It is difficult to determine exactly what kind of book Geoffrey O’Brien’s The Phantom Empire is, in part because he adopts many different critical approaches and styles of writing to do justice to the many paradoxes at the heart of the experience of film. Film is intensely personal but also shared, communal, public. Films free the imagination yet also bind it to predetermined patterns. Films capture and also dissolve history, in part by making the “past” always “present” and in part by rendering it trivial, if not meaningless. Finally, film in one sense completes the revolution begun by print technology, replacing sound with sight, but the visual culture of the cinematic world radically undermines the visual world of print. Accordingly, The Phantom Empire is, in varying degrees, a personal journal, filled with reminiscences of films watched-freely mixing the common and predictable, such as Casablanca (1942), and the idiosyncratic, such as The Four Feathers(1939)-and a collection of essays on cultural criticism, assuming, rightly or wrongly, that his response to film is both typical and telling. O’Brien’s approach to his subjects often has a veneer of rational analysis, and he frequently adopts linear patterns to tell tales of the historical development of film, with events of one decade following neatly from those of the preceding one. More characteristically, though, the individual essays are parts of an associatively organized sustained dreamlike meditation, at times almost a mystical reverie on the nonrational dimensions of film and its preeminent role in shaping the modern nonrational mind. If the book is often at least on the surface a celebration of film and many happy hours spent in a darkened room in front of a bright screen, it is equally an anxiety-filled query about the health and fate of beings whose eyes have overwhelmed what used to be thought of as the mind.

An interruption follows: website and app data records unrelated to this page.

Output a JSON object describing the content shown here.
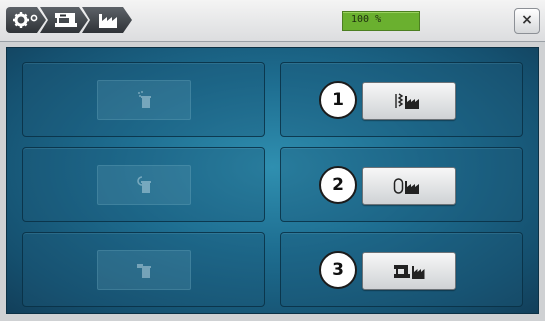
{
  "toolbar": {
    "breadcrumbs": [
      {
        "icon": "settings-icon"
      },
      {
        "icon": "machine-icon"
      },
      {
        "icon": "factory-icon"
      }
    ],
    "progress": {
      "value_text": "100 %",
      "value": 1.0,
      "color": "#6ab02f"
    },
    "close_label": "×"
  },
  "options": [
    {
      "number": "1",
      "icon": "stitch-factory-reset-icon"
    },
    {
      "number": "2",
      "icon": "hoop-factory-reset-icon"
    },
    {
      "number": "3",
      "icon": "machine-factory-reset-icon"
    }
  ],
  "disabled_options": [
    {
      "icon": "user-data-delete-icon"
    },
    {
      "icon": "user-data-delete-icon"
    },
    {
      "icon": "user-data-delete-icon"
    }
  ],
  "colors": {
    "accent": "#1e6e91",
    "panel_border": "#0c3145"
  }
}
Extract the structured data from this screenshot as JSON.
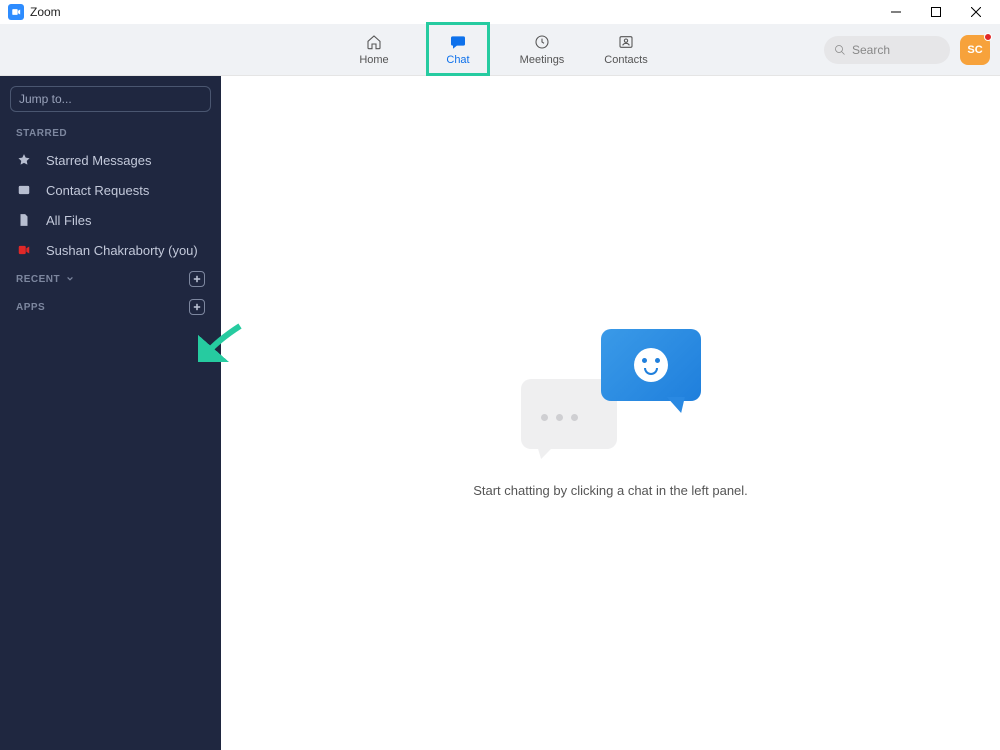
{
  "window": {
    "title": "Zoom"
  },
  "nav": {
    "items": [
      {
        "label": "Home"
      },
      {
        "label": "Chat"
      },
      {
        "label": "Meetings"
      },
      {
        "label": "Contacts"
      }
    ],
    "search_placeholder": "Search",
    "avatar_initials": "SC"
  },
  "sidebar": {
    "jump_placeholder": "Jump to...",
    "sections": {
      "starred": {
        "label": "STARRED",
        "items": [
          {
            "label": "Starred Messages"
          },
          {
            "label": "Contact Requests"
          },
          {
            "label": "All Files"
          },
          {
            "label": "Sushan Chakraborty (you)"
          }
        ]
      },
      "recent": {
        "label": "RECENT"
      },
      "apps": {
        "label": "APPS"
      }
    }
  },
  "main": {
    "empty_text": "Start chatting by clicking a chat in the left panel."
  },
  "colors": {
    "accent": "#0e71eb",
    "highlight": "#26cba0",
    "sidebar_bg": "#1f2740"
  }
}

O’Brien does not acknowledge any particular intellectual or stylistic debts to writers; his references are almost exclusively to films, and in place of the usual bibliography of works cited he includes a fifty-five page “Index of Films Cited.” Still, though, perhaps one way of both understanding and appreciating the complex nature and shifting structure of The Phantom Empireis to sort out several figures who may be key influences on O’Brien, and to whom in any event he may be likened. This is not to suggest that O’Brien is merely derivative or a fad follower, but it is worth examining how he has been stimulated by the ongoing investigation of and response to mass media by a variety of novelists, journalists, critics, and theorists somewhat loosely described as “postmodern.”

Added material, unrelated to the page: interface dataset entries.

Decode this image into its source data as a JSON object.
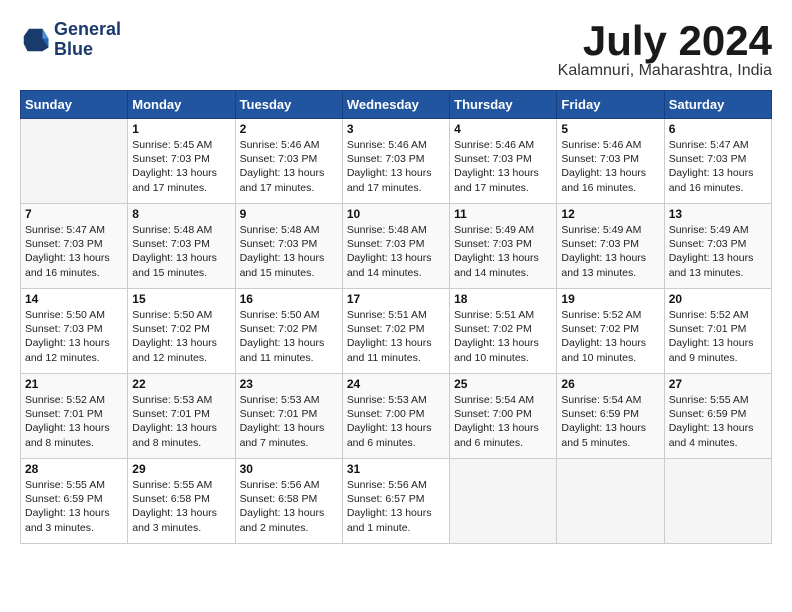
{
  "header": {
    "logo": {
      "line1": "General",
      "line2": "Blue"
    },
    "title": "July 2024",
    "location": "Kalamnuri, Maharashtra, India"
  },
  "columns": [
    "Sunday",
    "Monday",
    "Tuesday",
    "Wednesday",
    "Thursday",
    "Friday",
    "Saturday"
  ],
  "weeks": [
    [
      {
        "day": "",
        "info": ""
      },
      {
        "day": "1",
        "info": "Sunrise: 5:45 AM\nSunset: 7:03 PM\nDaylight: 13 hours\nand 17 minutes."
      },
      {
        "day": "2",
        "info": "Sunrise: 5:46 AM\nSunset: 7:03 PM\nDaylight: 13 hours\nand 17 minutes."
      },
      {
        "day": "3",
        "info": "Sunrise: 5:46 AM\nSunset: 7:03 PM\nDaylight: 13 hours\nand 17 minutes."
      },
      {
        "day": "4",
        "info": "Sunrise: 5:46 AM\nSunset: 7:03 PM\nDaylight: 13 hours\nand 17 minutes."
      },
      {
        "day": "5",
        "info": "Sunrise: 5:46 AM\nSunset: 7:03 PM\nDaylight: 13 hours\nand 16 minutes."
      },
      {
        "day": "6",
        "info": "Sunrise: 5:47 AM\nSunset: 7:03 PM\nDaylight: 13 hours\nand 16 minutes."
      }
    ],
    [
      {
        "day": "7",
        "info": "Sunrise: 5:47 AM\nSunset: 7:03 PM\nDaylight: 13 hours\nand 16 minutes."
      },
      {
        "day": "8",
        "info": "Sunrise: 5:48 AM\nSunset: 7:03 PM\nDaylight: 13 hours\nand 15 minutes."
      },
      {
        "day": "9",
        "info": "Sunrise: 5:48 AM\nSunset: 7:03 PM\nDaylight: 13 hours\nand 15 minutes."
      },
      {
        "day": "10",
        "info": "Sunrise: 5:48 AM\nSunset: 7:03 PM\nDaylight: 13 hours\nand 14 minutes."
      },
      {
        "day": "11",
        "info": "Sunrise: 5:49 AM\nSunset: 7:03 PM\nDaylight: 13 hours\nand 14 minutes."
      },
      {
        "day": "12",
        "info": "Sunrise: 5:49 AM\nSunset: 7:03 PM\nDaylight: 13 hours\nand 13 minutes."
      },
      {
        "day": "13",
        "info": "Sunrise: 5:49 AM\nSunset: 7:03 PM\nDaylight: 13 hours\nand 13 minutes."
      }
    ],
    [
      {
        "day": "14",
        "info": "Sunrise: 5:50 AM\nSunset: 7:03 PM\nDaylight: 13 hours\nand 12 minutes."
      },
      {
        "day": "15",
        "info": "Sunrise: 5:50 AM\nSunset: 7:02 PM\nDaylight: 13 hours\nand 12 minutes."
      },
      {
        "day": "16",
        "info": "Sunrise: 5:50 AM\nSunset: 7:02 PM\nDaylight: 13 hours\nand 11 minutes."
      },
      {
        "day": "17",
        "info": "Sunrise: 5:51 AM\nSunset: 7:02 PM\nDaylight: 13 hours\nand 11 minutes."
      },
      {
        "day": "18",
        "info": "Sunrise: 5:51 AM\nSunset: 7:02 PM\nDaylight: 13 hours\nand 10 minutes."
      },
      {
        "day": "19",
        "info": "Sunrise: 5:52 AM\nSunset: 7:02 PM\nDaylight: 13 hours\nand 10 minutes."
      },
      {
        "day": "20",
        "info": "Sunrise: 5:52 AM\nSunset: 7:01 PM\nDaylight: 13 hours\nand 9 minutes."
      }
    ],
    [
      {
        "day": "21",
        "info": "Sunrise: 5:52 AM\nSunset: 7:01 PM\nDaylight: 13 hours\nand 8 minutes."
      },
      {
        "day": "22",
        "info": "Sunrise: 5:53 AM\nSunset: 7:01 PM\nDaylight: 13 hours\nand 8 minutes."
      },
      {
        "day": "23",
        "info": "Sunrise: 5:53 AM\nSunset: 7:01 PM\nDaylight: 13 hours\nand 7 minutes."
      },
      {
        "day": "24",
        "info": "Sunrise: 5:53 AM\nSunset: 7:00 PM\nDaylight: 13 hours\nand 6 minutes."
      },
      {
        "day": "25",
        "info": "Sunrise: 5:54 AM\nSunset: 7:00 PM\nDaylight: 13 hours\nand 6 minutes."
      },
      {
        "day": "26",
        "info": "Sunrise: 5:54 AM\nSunset: 6:59 PM\nDaylight: 13 hours\nand 5 minutes."
      },
      {
        "day": "27",
        "info": "Sunrise: 5:55 AM\nSunset: 6:59 PM\nDaylight: 13 hours\nand 4 minutes."
      }
    ],
    [
      {
        "day": "28",
        "info": "Sunrise: 5:55 AM\nSunset: 6:59 PM\nDaylight: 13 hours\nand 3 minutes."
      },
      {
        "day": "29",
        "info": "Sunrise: 5:55 AM\nSunset: 6:58 PM\nDaylight: 13 hours\nand 3 minutes."
      },
      {
        "day": "30",
        "info": "Sunrise: 5:56 AM\nSunset: 6:58 PM\nDaylight: 13 hours\nand 2 minutes."
      },
      {
        "day": "31",
        "info": "Sunrise: 5:56 AM\nSunset: 6:57 PM\nDaylight: 13 hours\nand 1 minute."
      },
      {
        "day": "",
        "info": ""
      },
      {
        "day": "",
        "info": ""
      },
      {
        "day": "",
        "info": ""
      }
    ]
  ]
}
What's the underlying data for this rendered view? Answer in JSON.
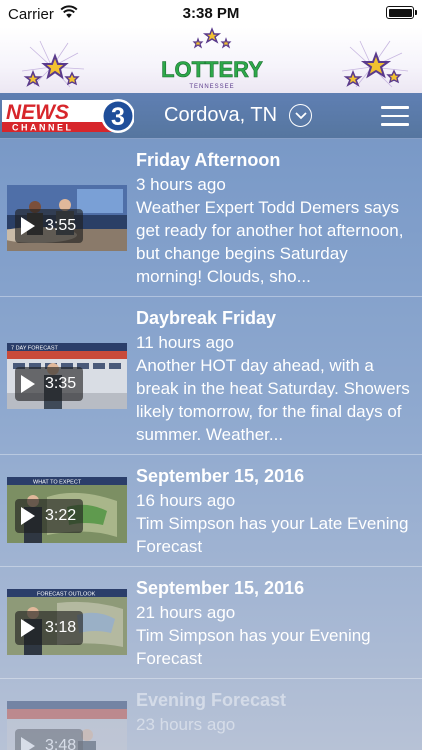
{
  "status_bar": {
    "carrier": "Carrier",
    "time": "3:38 PM"
  },
  "banner": {
    "logo_text": "LOTTERY",
    "logo_subtext": "TENNESSEE"
  },
  "header": {
    "station_logo_main": "NEWS",
    "station_logo_number": "3",
    "station_logo_sub": "CHANNEL",
    "location": "Cordova, TN"
  },
  "videos": [
    {
      "title": "Friday Afternoon",
      "time_ago": "3 hours ago",
      "description": "Weather Expert Todd Demers says get ready for another hot afternoon, but change begins Saturday morning!  Clouds, sho...",
      "duration": "3:55"
    },
    {
      "title": "Daybreak Friday",
      "time_ago": "11 hours ago",
      "description": "Another HOT day ahead, with a break in the heat Saturday. Showers likely tomorrow, for the final days of summer.  Weather...",
      "duration": "3:35",
      "thumb_caption": "7 DAY FORECAST"
    },
    {
      "title": "September 15, 2016",
      "time_ago": "16 hours ago",
      "description": "Tim Simpson has your Late Evening Forecast",
      "duration": "3:22",
      "thumb_caption": "WHAT TO EXPECT"
    },
    {
      "title": "September 15, 2016",
      "time_ago": "21 hours ago",
      "description": "Tim Simpson has your Evening Forecast",
      "duration": "3:18",
      "thumb_caption": "FORECAST OUTLOOK"
    },
    {
      "title": "Evening Forecast",
      "time_ago": "23 hours ago",
      "description": "",
      "duration": "3:48"
    }
  ],
  "colors": {
    "accent_red": "#d7262b",
    "header_blue": "#5f7fb3",
    "lottery_green": "#2da84a",
    "star_purple": "#5a3a8c",
    "star_gold": "#f2c230"
  }
}
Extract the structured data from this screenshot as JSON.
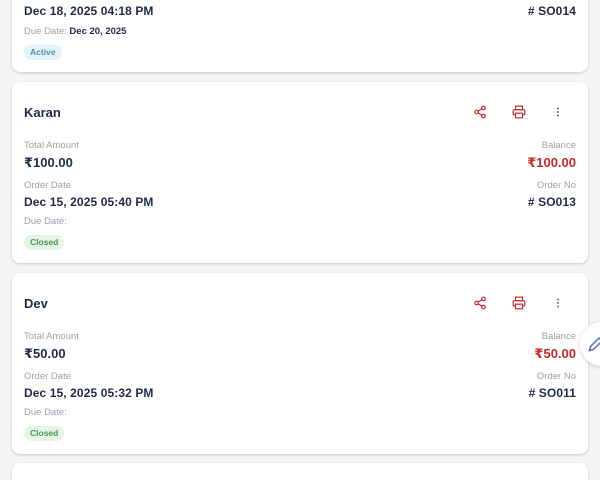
{
  "colors": {
    "balance_red": "#c62828",
    "icon_red": "#c62828",
    "text_dark": "#1f2a44",
    "label_gray": "#9aa0a8"
  },
  "cards": [
    {
      "order_date": "Dec 18, 2025 04:18 PM",
      "order_no": "# SO014",
      "due_label": "Due Date:",
      "due_value": "Dec 20, 2025",
      "status": "Active"
    },
    {
      "customer": "Karan",
      "total_label": "Total Amount",
      "total": "₹100.00",
      "balance_label": "Balance",
      "balance": "₹100.00",
      "order_date_label": "Order Date",
      "order_date": "Dec 15, 2025 05:40 PM",
      "order_no_label": "Order No",
      "order_no": "# SO013",
      "due_label": "Due Date:",
      "status": "Closed"
    },
    {
      "customer": "Dev",
      "total_label": "Total Amount",
      "total": "₹50.00",
      "balance_label": "Balance",
      "balance": "₹50.00",
      "order_date_label": "Order Date",
      "order_date": "Dec 15, 2025 05:32 PM",
      "order_no_label": "Order No",
      "order_no": "# SO011",
      "due_label": "Due Date:",
      "status": "Closed"
    }
  ],
  "icons": {
    "share": "share-icon",
    "print": "printer-icon",
    "more": "more-vertical-icon",
    "fab": "edit-pencil-icon"
  }
}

Insofar as there is a consistent critical bias in O’Brien’s work, it might be described as akin to that of Marshall McLuhan modified by Michel Foucault and Jean Baudril- lard. McLuhan, the enormously popular and influential-and also much vilified and caricatured-media analyst of the 1960’s and 1970’s, looms much larger in O’Brien’s cutting-edge work of the 1990’s than one might expect. Like McLuhan, O’Brien emphasizes the monolithic power of media to shape human consciousness, perception, and behavior, for better and for worse. Electronic media can link humankind into a “global village” (McLuhan’s famous term) by an ever- expanding neuroelectronic network; more ominously, though, individuals and cultures unprepared for sudden shifts in communications technology experience disorientation, a destabilized sense of reality, and a fracturing of identity. O’Brien envisions an entire world of spectators watching the same films, which establishes a shared cultural vocabulary and even a shared history and common “family” of cinematic kin, however fictional. In a certain sense, everybody goes to Rick’s while watching Casablanca, weeps for joy with Jimmy Stewart in ft’s a Wonderful Life (1946), and roots for the cowboys against the Indians in Stagecoach (1939).

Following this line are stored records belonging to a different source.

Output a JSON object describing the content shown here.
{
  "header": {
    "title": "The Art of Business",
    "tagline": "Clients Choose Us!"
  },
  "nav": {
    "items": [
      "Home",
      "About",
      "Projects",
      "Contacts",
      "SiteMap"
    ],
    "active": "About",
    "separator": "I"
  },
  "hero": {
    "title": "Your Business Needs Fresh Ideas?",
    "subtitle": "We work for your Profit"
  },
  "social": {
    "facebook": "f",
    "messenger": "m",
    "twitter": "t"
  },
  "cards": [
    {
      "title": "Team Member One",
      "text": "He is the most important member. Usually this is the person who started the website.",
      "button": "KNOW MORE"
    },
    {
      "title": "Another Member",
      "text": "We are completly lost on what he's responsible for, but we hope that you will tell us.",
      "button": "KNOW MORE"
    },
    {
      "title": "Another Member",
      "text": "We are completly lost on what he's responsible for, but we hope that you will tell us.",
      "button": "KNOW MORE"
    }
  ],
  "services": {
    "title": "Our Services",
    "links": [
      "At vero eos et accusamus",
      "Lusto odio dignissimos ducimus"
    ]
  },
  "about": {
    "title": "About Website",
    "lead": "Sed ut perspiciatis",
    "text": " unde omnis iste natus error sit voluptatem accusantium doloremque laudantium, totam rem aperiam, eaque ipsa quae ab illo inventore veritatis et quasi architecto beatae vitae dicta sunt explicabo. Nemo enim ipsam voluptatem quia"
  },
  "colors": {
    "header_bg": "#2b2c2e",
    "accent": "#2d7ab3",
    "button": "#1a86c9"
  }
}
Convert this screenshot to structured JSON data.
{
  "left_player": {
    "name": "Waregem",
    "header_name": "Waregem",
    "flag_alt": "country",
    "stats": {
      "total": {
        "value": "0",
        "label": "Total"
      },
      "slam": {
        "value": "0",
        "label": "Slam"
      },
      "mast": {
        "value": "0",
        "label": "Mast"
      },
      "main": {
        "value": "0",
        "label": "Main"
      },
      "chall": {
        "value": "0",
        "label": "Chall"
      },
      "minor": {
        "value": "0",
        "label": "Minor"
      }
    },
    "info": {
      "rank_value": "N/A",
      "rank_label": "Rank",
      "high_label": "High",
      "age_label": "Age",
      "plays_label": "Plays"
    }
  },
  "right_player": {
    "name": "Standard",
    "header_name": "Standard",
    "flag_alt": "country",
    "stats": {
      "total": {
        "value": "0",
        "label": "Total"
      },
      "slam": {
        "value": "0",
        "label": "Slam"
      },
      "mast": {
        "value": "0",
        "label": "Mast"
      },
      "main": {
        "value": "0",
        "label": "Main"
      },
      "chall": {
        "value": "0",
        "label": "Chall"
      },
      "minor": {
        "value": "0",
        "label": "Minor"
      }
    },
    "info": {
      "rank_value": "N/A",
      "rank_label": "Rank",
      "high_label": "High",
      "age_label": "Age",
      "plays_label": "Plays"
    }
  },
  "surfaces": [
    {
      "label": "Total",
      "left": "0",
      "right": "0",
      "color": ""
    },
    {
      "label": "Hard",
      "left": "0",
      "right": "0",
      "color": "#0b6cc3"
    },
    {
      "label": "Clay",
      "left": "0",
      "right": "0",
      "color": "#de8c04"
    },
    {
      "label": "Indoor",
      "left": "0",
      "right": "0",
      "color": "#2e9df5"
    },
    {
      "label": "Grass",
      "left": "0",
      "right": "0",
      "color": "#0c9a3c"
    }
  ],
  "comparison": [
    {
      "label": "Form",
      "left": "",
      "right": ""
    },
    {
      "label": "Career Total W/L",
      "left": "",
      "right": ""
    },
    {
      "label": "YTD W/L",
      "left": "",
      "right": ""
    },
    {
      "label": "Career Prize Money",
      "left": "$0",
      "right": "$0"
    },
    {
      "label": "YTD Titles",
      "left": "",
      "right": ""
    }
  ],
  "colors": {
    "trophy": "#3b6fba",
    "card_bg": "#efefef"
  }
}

Perhaps O’Brien’s subtlest debt to McLuhan is his heightened awareness of the religious dimension of the experience of film. For McLuhan, modern technology is almost invariably a technology of the sacred, expanding human powers in ways that had only been imagined in key religious texts, especially of the Christian tradition. Electronic media could establish a sacramental world, one in which the spiritual was manifested in the physical, almost to the point that these distinctions might disappear. Throughout The Phantom Empire, O’Brien asserts the intimate link between film and religion. In “The Garden of Allah,” for example, he stresses that the basic mechanism of film is that of magically giving life to insubstantial things. Prayers...
(The entire section is 1953 words.)